In many respects the ECB was damned if it did, and damned if it didn't. Since the financial crisis, monetary policy has become the shock absorber for Western economies. This is not just a European concern. I use three words beginning with 'u' to describe monetary policy in Western economies: unlimited, unclear and unknown. Unlimited in the sense that there almost appears to be no bound to what is now expected of central banks as they push interest rates close to zero, and allow their balance sheets to expand through quantitative easing. Unclear, as it is still by no means certain what is the full impact, although as we can see from the US and UK, it is asset markets that are likely to benefit the most. Ironically, at Davos this week, inequality was an issue frequently raised and yet QE by boosting asset prices in many respects adds to this. Then there is the unknown longer-term impact of all of this. What impact will a prolonged period of low interest rates and of printing money have? Yet interest rates in the US, UK and Europe have to remain low for some time, to allow their economies to recover.
This week figures show that 20 per cent of students in British Universities get a first class degree. The figure was ten per cent a decade ago. Professor David Abulafia explains that in a system in which mechanical marking has replaced qualitative judgement, it's time for the 'First' to go.

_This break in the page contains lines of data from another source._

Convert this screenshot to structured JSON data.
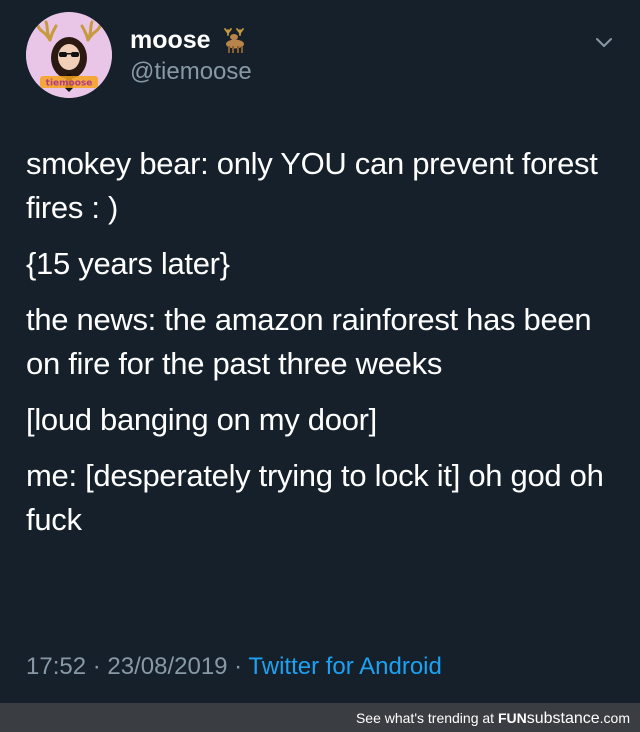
{
  "tweet": {
    "display_name": "moose",
    "handle": "@tiemoose",
    "avatar_text": "tiemoose",
    "lines": [
      "smokey bear: only YOU can prevent forest fires : )",
      "{15 years later}",
      "the news: the amazon rainforest has been on fire for the past three weeks",
      "[loud banging on my door]",
      "me: [desperately trying to lock it] oh god oh fuck"
    ],
    "time": "17:52",
    "separator": " · ",
    "date": "23/08/2019",
    "source": "Twitter for Android"
  },
  "footer": {
    "trending_text": "See what's trending at ",
    "brand_fun": "FUN",
    "brand_substance": "substance",
    "brand_com": ".com"
  },
  "colors": {
    "background": "#15202b",
    "text": "#ffffff",
    "muted": "#8899a6",
    "link": "#1da1f2",
    "footer_bg": "#3a3d42",
    "avatar_bg": "#e9c6e8"
  },
  "icons": {
    "deer": "deer-icon",
    "chevron": "chevron-down-icon"
  }
}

The people who lived around Santa Barbara in California before the arrival of the Europeans, known as the Chumash, had what at first sight seems a curious custom. Every few years they gathered together the shells that they used as currency, and burned all their money, before starting the cycle again. This ensured, of course, that the shell currency did not become hopelessly devalued as more and more shells came into circulation. Quantitative easing was not a long-term option. Anyhow, much the same has happened as more and more universities award more and more First-class degrees. It is as true in Cambridge as elsewhere. When I was an undergraduate twenty or so people would graduate with Firsts in history, and fewer still would be able to claim Double Firsts, having also secured a First at the end of their second year. Now the figure on graduation has reached sixty, but I don’t think the number of candidates has changed – around 200 per annum. At the other end, the 2:2 and Third have almost become marks of distinction, they are so rare.
It is true that Oxford and Cambridge no longer admit the sort of undergraduate whose distinction on the river is not matched by his distinction as a student of History (or whatever subject). To satisfy national standards, marking schemes are now numerical, and those subtle inflated marks that indicated strange combinations of, say, wild inaccuracy with flashes of brilliance (gamma-alpha, or at any rate beta-query-query-alpha) have vanished. This now means that assigning students to their class is a much more mechanical, quantitative, exercise, than it used to be. Gone are the often lengthy, agonized, qualitative discussions of whether someone with beta-alpha-stroke-alpha-beta with an arrow going up should have his mark converted into alpha-beta-stroke-beta-alpha, which might be the key to a First. I recall an occasion when the person responsible for that very mark insisted in his strong Irish brogue ‘beta-alpha-stroke-alpha-beta with an arrow going up it is, and beta-alpha-stroke-alpha-beta with an arrow going up it shall remain’. That note of discipline coming from a historian of sweet temperament and great generosity was a surprise, but it was a clear nolle prosequi, and it left the candidate with a 2:1.